Example: A Simple getchar()

int getchar(void) {
static char c;
if (read(0, &c, 1) == 1)
return c;
else return EOF;
Read one character from stdin
o File descriptor 0 is stdin
o &c points to the buffer
o 1 is the number of bytes to read

Read returns the number of bytes read

o In this case, 1 byte means success


Making getchar() More Efficient

Poor performance reading one byte at a time
o Read system call is accessing the device (e.g., a disk)
o Reading one byte from disk is very time consuming
o Better to read and write in larger chunks

Buffered I/O
o Read a large chunk from disk into a buffer
Dole out bytes to the user process as needed
Discard buffer contents when the stream is closed
o Similarly, for writing, write individual bytes to a buffer
And write to disk when full, or when stream is closed
Known as flushing the buffer


Better getchar() with Buffered I/O

int getchar(void) {
static char base[1024];
static char *ptr;
static int cnt = 0;

persistent variables

if (cnt--) return *ptr++;


cnt = read(0, base, sizeof(base));

if (cnt <= 0) return EOF;
ptr = base;
return getchar();
But, many functions may read (or write) the stream


Details of FILE in stdio.h (K&R 8.5)

#define OPEN_MAX 20

/* max files open at once */

typedef struct _iobuf {

/* num chars left in buffer */
int cnt;
char *ptr;
/* ptr to next char in buffer */
char *base; /* beginning of buffer */
int flag;
/* open mode flags, etc. */
char fd;
/* file descriptor */
extern FILE _iob[OPEN_MAX];
#define stdin (&_iob[0])
#define stdout (&_iob[1])
#define stderr (&_iob[2])


A Funny Thing About Buffered I/O

int main() {
printf(Step 1\n);
Run a.out > out.txt & and then tail -f out.txt
o To run a.out in the background, outputting to out.txt
o And then to see the contents on out.txt

Neither line appears till ten seconds have elapsed

o Because the output is being buffered
o Add fflush(stdout) to flush the output buffer
o fclose() also flushes the buffer before closing

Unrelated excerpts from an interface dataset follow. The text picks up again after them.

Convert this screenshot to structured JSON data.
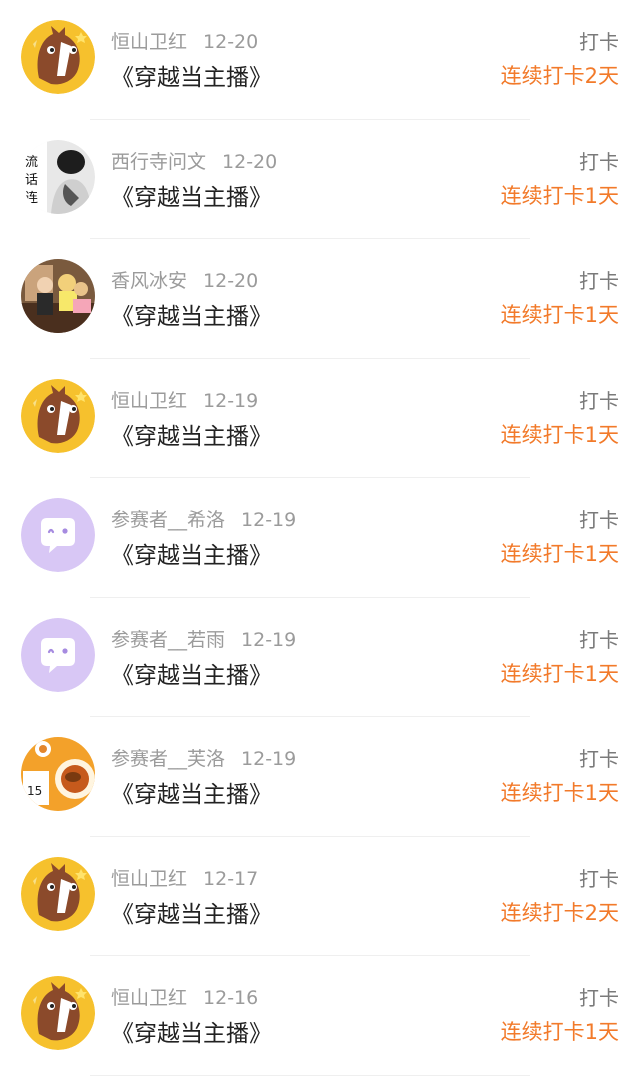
{
  "entries": [
    {
      "user": "恒山卫红",
      "date": "12-20",
      "title": "《穿越当主播》",
      "action": "打卡",
      "streak": "连续打卡2天",
      "avatar_icon": "horse-avatar-icon"
    },
    {
      "user": "西行寺问文",
      "date": "12-20",
      "title": "《穿越当主播》",
      "action": "打卡",
      "streak": "连续打卡1天",
      "avatar_icon": "photo-avatar-icon"
    },
    {
      "user": "香风冰安",
      "date": "12-20",
      "title": "《穿越当主播》",
      "action": "打卡",
      "streak": "连续打卡1天",
      "avatar_icon": "photo-avatar-icon"
    },
    {
      "user": "恒山卫红",
      "date": "12-19",
      "title": "《穿越当主播》",
      "action": "打卡",
      "streak": "连续打卡1天",
      "avatar_icon": "horse-avatar-icon"
    },
    {
      "user": "参赛者__希洛",
      "date": "12-19",
      "title": "《穿越当主播》",
      "action": "打卡",
      "streak": "连续打卡1天",
      "avatar_icon": "chat-bubble-avatar-icon"
    },
    {
      "user": "参赛者__若雨",
      "date": "12-19",
      "title": "《穿越当主播》",
      "action": "打卡",
      "streak": "连续打卡1天",
      "avatar_icon": "chat-bubble-avatar-icon"
    },
    {
      "user": "参赛者__芙洛",
      "date": "12-19",
      "title": "《穿越当主播》",
      "action": "打卡",
      "streak": "连续打卡1天",
      "avatar_icon": "food-photo-avatar-icon"
    },
    {
      "user": "恒山卫红",
      "date": "12-17",
      "title": "《穿越当主播》",
      "action": "打卡",
      "streak": "连续打卡2天",
      "avatar_icon": "horse-avatar-icon"
    },
    {
      "user": "恒山卫红",
      "date": "12-16",
      "title": "《穿越当主播》",
      "action": "打卡",
      "streak": "连续打卡1天",
      "avatar_icon": "horse-avatar-icon"
    }
  ],
  "colors": {
    "streak": "#f27a2a",
    "meta": "#9b9b9b",
    "title": "#222222",
    "avatar_purple": "#d8c7f5",
    "avatar_horse_bg": "#f6c12d"
  }
}
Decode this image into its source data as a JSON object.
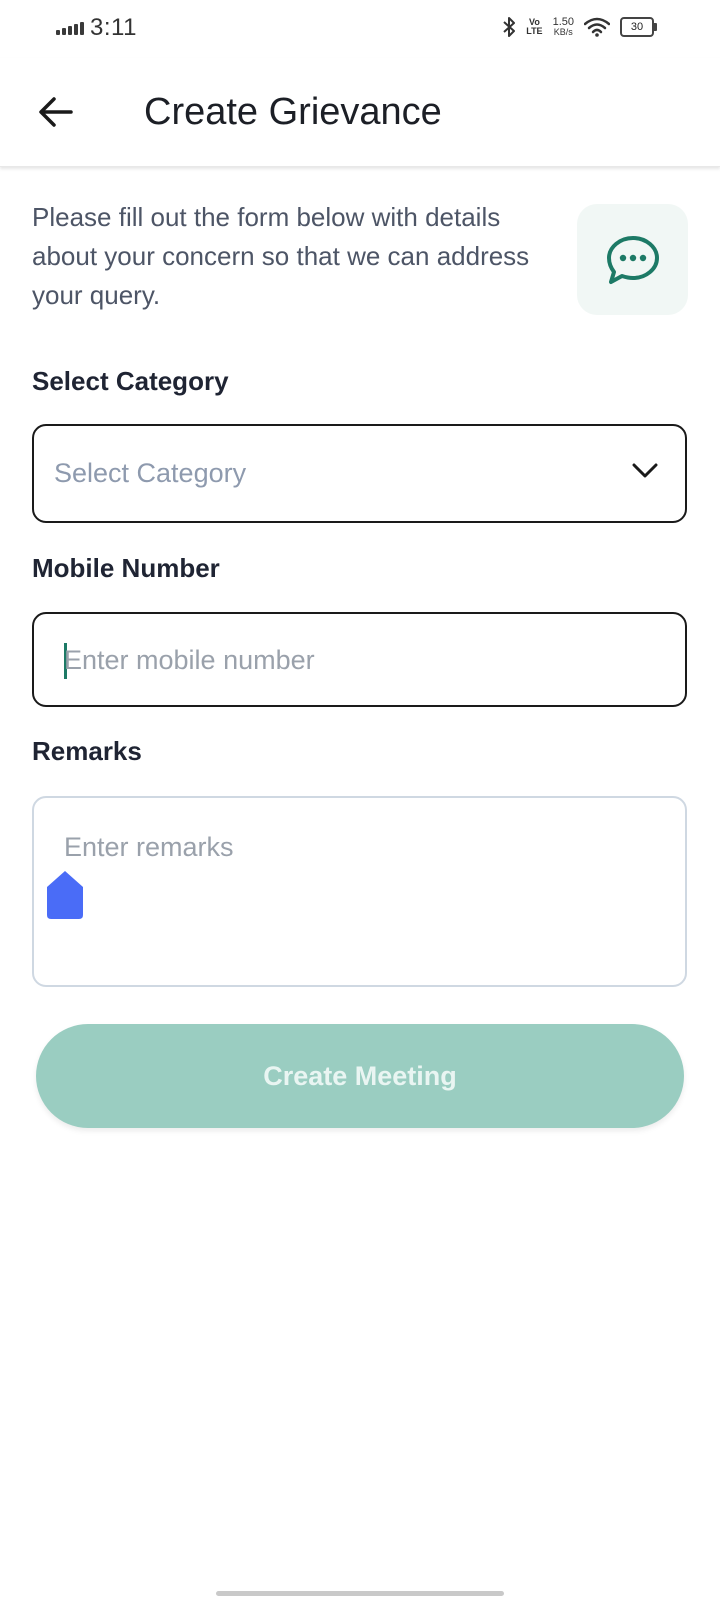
{
  "status_bar": {
    "time": "3:11",
    "network_tag_top": "Vo",
    "network_tag_bottom": "LTE",
    "speed_value": "1.50",
    "speed_unit": "KB/s",
    "battery_level": "30",
    "icons": [
      "signal-icon",
      "bluetooth-icon",
      "volte-icon",
      "wifi-icon",
      "battery-icon"
    ]
  },
  "header": {
    "back_icon": "arrow-left-icon",
    "title": "Create Grievance"
  },
  "intro": {
    "text": "Please fill out the form below with details about your concern so that we can address your query.",
    "icon": "chat-bubble-icon"
  },
  "form": {
    "category": {
      "label": "Select Category",
      "placeholder": "Select Category",
      "icon": "chevron-down-icon"
    },
    "mobile": {
      "label": "Mobile Number",
      "placeholder": "Enter mobile number",
      "value": ""
    },
    "remarks": {
      "label": "Remarks",
      "placeholder": "Enter remarks",
      "value": ""
    },
    "submit_label": "Create Meeting"
  },
  "colors": {
    "accent": "#1d7a66",
    "button_disabled": "#9acdc1",
    "selection_handle": "#4a6cf7",
    "text_primary": "#1f2433",
    "text_secondary": "#4d5566",
    "placeholder": "#9aa1ab"
  }
}
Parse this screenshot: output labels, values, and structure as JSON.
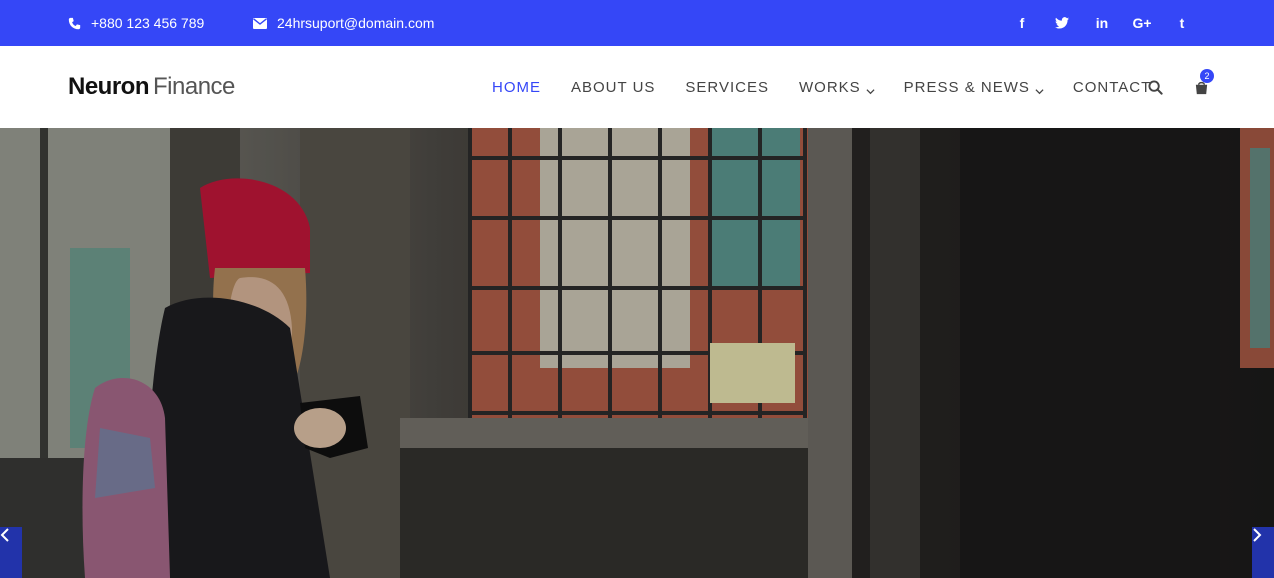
{
  "topbar": {
    "phone": "+880 123 456 789",
    "email": "24hrsuport@domain.com",
    "social": [
      {
        "icon": "facebook-icon",
        "glyph": "f"
      },
      {
        "icon": "twitter-icon",
        "glyph": "t"
      },
      {
        "icon": "linkedin-icon",
        "glyph": "in"
      },
      {
        "icon": "google-plus-icon",
        "glyph": "G+"
      },
      {
        "icon": "tumblr-icon",
        "glyph": "t"
      }
    ],
    "color": "#3547f7"
  },
  "header": {
    "logo_bold": "Neuron",
    "logo_light": "Finance",
    "nav": [
      {
        "label": "HOME",
        "active": true,
        "dropdown": false
      },
      {
        "label": "ABOUT US",
        "active": false,
        "dropdown": false
      },
      {
        "label": "SERVICES",
        "active": false,
        "dropdown": false
      },
      {
        "label": "WORKS",
        "active": false,
        "dropdown": true
      },
      {
        "label": "PRESS & NEWS",
        "active": false,
        "dropdown": true
      },
      {
        "label": "CONTACT",
        "active": false,
        "dropdown": false
      }
    ],
    "cart_count": "2",
    "accent": "#3547f7"
  },
  "hero": {
    "slider_prev_icon": "chevron-left-icon",
    "slider_next_icon": "chevron-right-icon"
  }
}
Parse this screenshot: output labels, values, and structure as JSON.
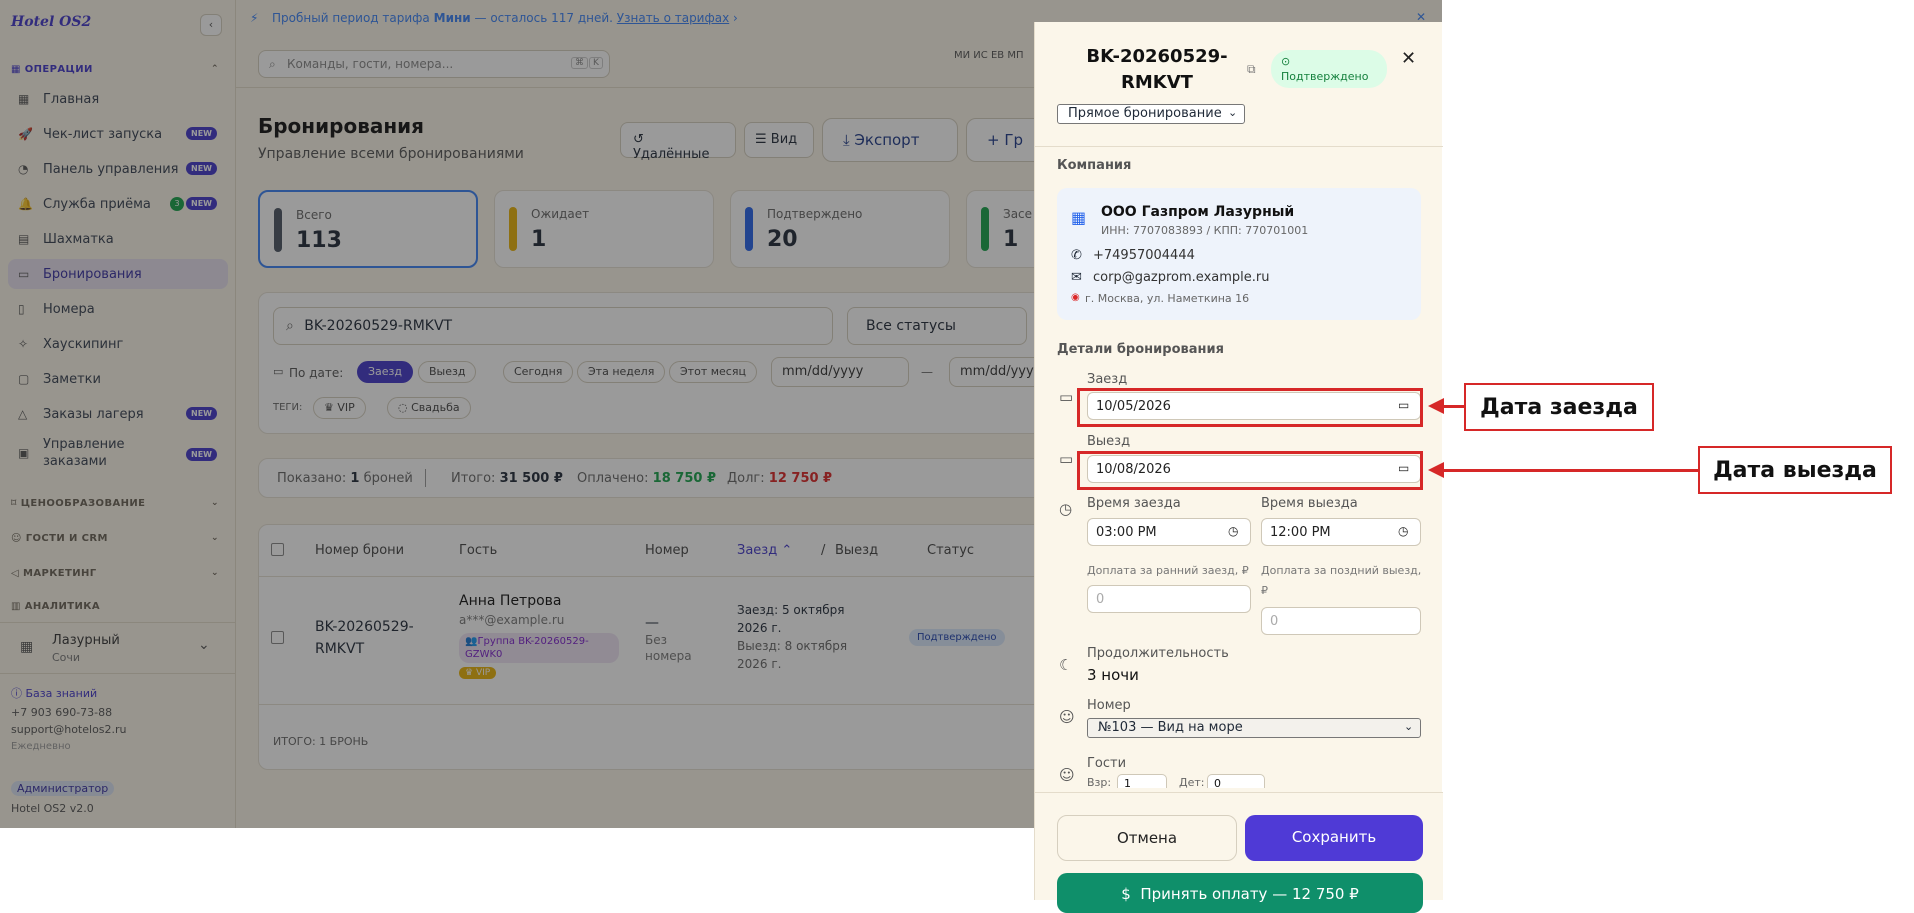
{
  "brand": "Hotel OS2",
  "trial": {
    "text_pre": "Пробный период тарифа",
    "plan": "Мини",
    "text_post": "— осталось 117 дней.",
    "link": "Узнать о тарифах"
  },
  "search": {
    "placeholder": "Команды, гости, номера...",
    "kbd1": "⌘",
    "kbd2": "K"
  },
  "avatars": [
    "МИ",
    "ИС",
    "ЕВ",
    "МП"
  ],
  "sidebar": {
    "section_ops": "ОПЕРАЦИИ",
    "items": [
      {
        "label": "Главная",
        "icon": "grid-icon"
      },
      {
        "label": "Чек-лист запуска",
        "icon": "rocket-icon",
        "new": "NEW"
      },
      {
        "label": "Панель управления",
        "icon": "gauge-icon",
        "new": "NEW"
      },
      {
        "label": "Служба приёма",
        "icon": "bell-icon",
        "count": "3",
        "new": "NEW"
      },
      {
        "label": "Шахматка",
        "icon": "table-icon"
      },
      {
        "label": "Бронирования",
        "icon": "calendar-icon"
      },
      {
        "label": "Номера",
        "icon": "door-icon"
      },
      {
        "label": "Хаускипинг",
        "icon": "sparkle-icon"
      },
      {
        "label": "Заметки",
        "icon": "note-icon"
      },
      {
        "label": "Заказы лагеря",
        "icon": "tent-icon",
        "new": "NEW"
      },
      {
        "label": "Управление",
        "label2": "заказами",
        "icon": "orders-icon",
        "new": "NEW"
      }
    ],
    "section_pricing": "ЦЕНООБРАЗОВАНИЕ",
    "section_guests": "ГОСТИ И CRM",
    "section_marketing": "МАРКЕТИНГ",
    "section_analytics": "АНАЛИТИКА",
    "hotel_name": "Лазурный",
    "hotel_city": "Сочи",
    "kb": "База знаний",
    "phone": "+7 903 690-73-88",
    "email": "support@hotelos2.ru",
    "daily": "Ежедневно",
    "role": "Администратор",
    "version": "Hotel OS2 v2.0"
  },
  "page": {
    "title": "Бронирования",
    "subtitle": "Управление всеми бронированиями",
    "btn_deleted": "Удалённые",
    "btn_view": "Вид",
    "btn_export": "Экспорт",
    "btn_group": "Гр"
  },
  "stats": [
    {
      "label": "Всего",
      "value": "113",
      "color": "#4b5563"
    },
    {
      "label": "Ожидает",
      "value": "1",
      "color": "#eab308"
    },
    {
      "label": "Подтверждено",
      "value": "20",
      "color": "#2563eb"
    },
    {
      "label": "Засе",
      "value": "1",
      "color": "#16a34a"
    }
  ],
  "filters": {
    "search_value": "BK-20260529-RMKVT",
    "status": "Все статусы",
    "by_date": "По дате:",
    "checkin": "Заезд",
    "checkout": "Выезд",
    "today": "Сегодня",
    "week": "Эта неделя",
    "month": "Этот месяц",
    "date_ph": "mm/dd/yyyy",
    "dash": "—",
    "tags": "ТЕГИ:",
    "tag_vip": "VIP",
    "tag_wedding": "Свадьба"
  },
  "summary": {
    "shown_pre": "Показано:",
    "shown_n": "1",
    "shown_post": "броней",
    "total_lbl": "Итого:",
    "total": "31 500 ₽",
    "paid_lbl": "Оплачено:",
    "paid": "18 750 ₽",
    "debt_lbl": "Долг:",
    "debt": "12 750 ₽"
  },
  "table": {
    "headers": {
      "num": "Номер брони",
      "guest": "Гость",
      "room": "Номер",
      "checkin": "Заезд",
      "slash": "/",
      "checkout": "Выезд",
      "status": "Статус"
    },
    "row": {
      "num1": "BK-20260529-",
      "num2": "RMKVT",
      "guest": "Анна Петрова",
      "email": "a***@example.ru",
      "group1": "Группа BK-20260529-",
      "group2": "GZWK0",
      "vip": "VIP",
      "room1": "—",
      "room2": "Без",
      "room3": "номера",
      "in1": "Заезд: 5 октября",
      "in2": "2026 г.",
      "out1": "Выезд: 8 октября",
      "out2": "2026 г.",
      "status": "Подтверждено"
    },
    "total": "ИТОГО: 1 БРОНЬ"
  },
  "drawer": {
    "title1": "BK-20260529-",
    "title2": "RMKVT",
    "status": "Подтверждено",
    "source": "Прямое бронирование",
    "company_section": "Компания",
    "company_name": "ООО Газпром Лазурный",
    "company_ids": "ИНН: 7707083893 / КПП: 770701001",
    "company_phone": "+74957004444",
    "company_email": "corp@gazprom.example.ru",
    "company_addr": "г. Москва, ул. Наметкина 16",
    "details_section": "Детали бронирования",
    "checkin_label": "Заезд",
    "checkin_value": "10/05/2026",
    "checkout_label": "Выезд",
    "checkout_value": "10/08/2026",
    "time_in_label": "Время заезда",
    "time_in": "03:00 PM",
    "time_out_label": "Время выезда",
    "time_out": "12:00 PM",
    "early_label": "Доплата за ранний заезд, ₽",
    "late_label1": "Доплата за поздний выезд,",
    "late_label2": "₽",
    "early_ph": "0",
    "late_ph": "0",
    "duration_label": "Продолжительность",
    "duration": "3 ночи",
    "room_label": "Номер",
    "room_value": "№103 — Вид на море",
    "guests_label": "Гости",
    "adults_lbl": "Взр:",
    "adults": "1",
    "kids_lbl": "Дет:",
    "kids": "0",
    "cancel": "Отмена",
    "save": "Сохранить",
    "pay": "Принять оплату — 12 750 ₽"
  },
  "annotations": {
    "checkin": "Дата заезда",
    "checkout": "Дата выезда"
  }
}
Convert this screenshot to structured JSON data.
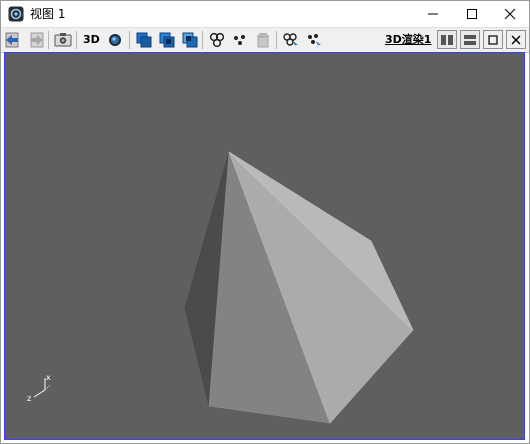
{
  "window": {
    "title": "视图 1",
    "icon": "view-app-icon"
  },
  "title_controls": {
    "minimize_icon": "minimize-icon",
    "maximize_icon": "maximize-icon",
    "close_icon": "close-icon"
  },
  "toolbar": {
    "icons": [
      "undo-view-icon",
      "redo-view-icon",
      "camera-icon",
      "3d-text",
      "sphere-icon",
      "front-icon",
      "top-icon",
      "side-icon",
      "circles-icon",
      "points-icon",
      "trash-icon",
      "select-icon",
      "select-points-icon"
    ],
    "mode_3d_label": "3D",
    "render_link": "3D渲染1",
    "right_controls": [
      "split-vertical-icon",
      "split-horizontal-icon",
      "restore-icon",
      "close-pane-icon"
    ]
  },
  "viewport": {
    "background": "#5f5f5f",
    "border": "#3d3dff",
    "axis_labels": {
      "x": "x",
      "z": "z"
    }
  }
}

Challenges of Writing
Write system call
o int write(int fd, void *buf, int count);
o Writes up to count bytes into fd, from the buffer at buf

Problem: might not write everything

o Can return a number less than count
o E.g., if the file system ran out of space

Solution: safe_write
o Try again to write the remaining bytes
o Produce an error if it impossible to write more



Safe-Write Code
int safe_write(int fd, char *buf, int nbytes)
int n;
char *p = buf;
char *q = buf + nbytes;
while (p < q) {
if ((n = write(fd, p, (q-p)*sizeof(char))) > 0)
p += n/sizeof(char);
return nbytes;


Summary of System Calls and Stdio

Standard I/O library provides simple abstractions
o Stream as a source or destination of data
o Functions for manipulating files and strings

Standard I/O library builds on the OS services

o Calls OS-specific system calls for low-level I/O
o Adds features such as buffered I/O and safe writing

Powerful examples of abstraction

o User programs can interact with streams at a high level
o Standard I/O library deals with some more gory details
o Only the OS deals with the device-specific details